For most of the last four days, testimony has come from the state's expert on the opioid crisis, Dr. Andrew Kolodny asserted that Johnson and Johnson, through its aggressive and misleading marketing, was a kingpin in the crisis.
On day 14 the court heard, if only briefly, from someone else. A so-called impact witness.
Christie Hoos was a nurse at St Francis Hospital in Tulsa. A medical professional who is helping the state prove that no one is immune to the addictive nature of opioids.
"Addicts look like me, they look like you, they look like our neighbor, they look like our doctor we go to they look like anybody," said Hoos.
Hoos had been given Lortab to help treat back pain. and before long, she says she was craving the painkillers. and for a period of a couple of years, before she got help, they became more important than her family.
“To me, I didn't really care, I just didn't care, I wanted medicine, I didn't care if if my husband was mad or if he thought I was being, I didn't care then, I just wanted my pills.”
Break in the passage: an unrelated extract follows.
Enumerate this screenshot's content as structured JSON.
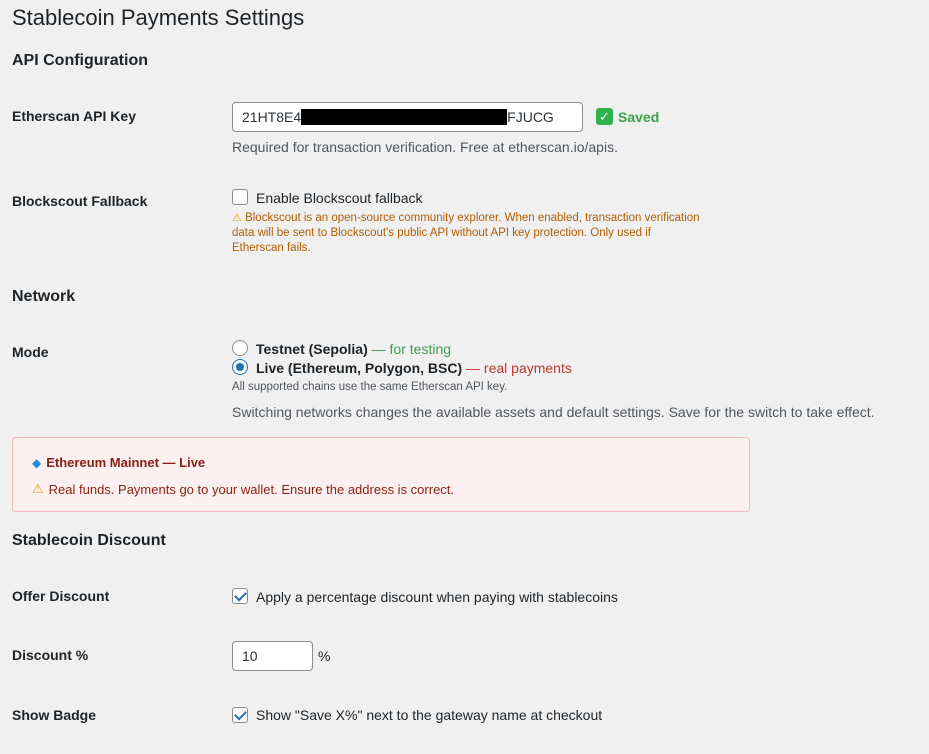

Johnson and Johnson's attorneys said their opioids were marketed responsibly and within FDA regulations.